About 21 photos were published by Cuban’s state-run newspaper’s website on Monday – the first since several months; in fact, the last time the old leader had his photo taken was when he talked with Venezuelan President Nicolas Maduro in August 2014.
In the latest photos, Castro is seated holding the day’s newspaper, while engaging in a lively discussion with Randy Perdomo Garcia, the student leader at the University of Havana where Castro started his higher education some 70 years ago.
According to Perdomo, the meeting with Castro took place on January 23 in Castro’s house, and they spoke for over 3 hours in an event celebrating the 70th anniversary of Castro starting his studies at the University of Havana.
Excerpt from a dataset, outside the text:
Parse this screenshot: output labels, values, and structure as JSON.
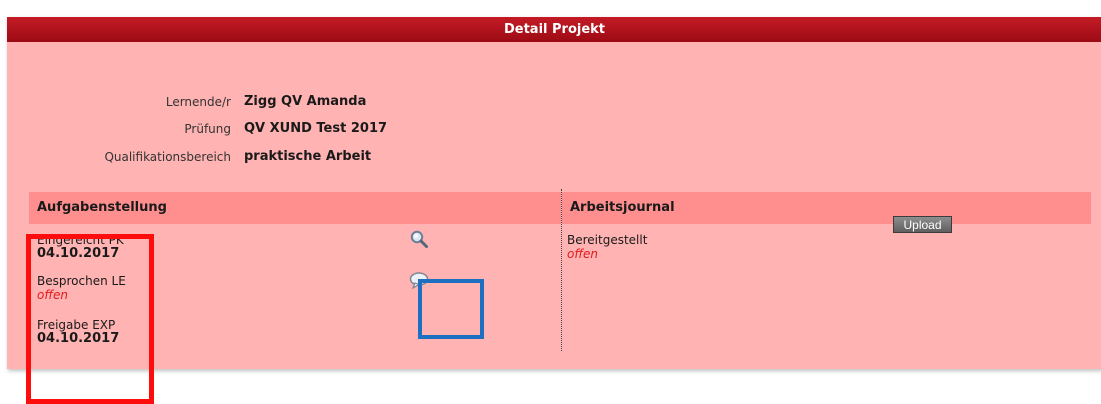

According to the student leader, Castro informed him he is abreast of news around the world and performing his daily exercises; they also engaged in various conversations that ranged from international politics, agriculture, astronomy, and even Namibia’s donation of animals to Cuba’s National Zoo.
“I’m about to go but he continues a conversation about new ways of fighting some diseases, including diabetes, with the production of natural foods; about Cuba’s relations with Africa, from its contribution to those countries’ independence to the end of apartheid and the current contribution of Cuban doctors to the fight against Ebola,” Perdomo wrote.
The old and the young also closed the generational gap as they discussed the release of three Cuban intelligence agents as part of the Dec. 17 declaration by Cuba, and the United State’s strategic move to restore diplomatic relations with the communist state.
“I don’t trust the policy of the United States, nor have I exchanged a word with them, but this does not mean I reject a peaceful solution to our conflicts,” the revolutionary leader wrote in a letter written last month to a student group at the University of Havana.
Since the US moved to restore relations which had been broken with Cuba since 1961, Castro had not made any remarks or appeared to show any public knowledge of what was going on.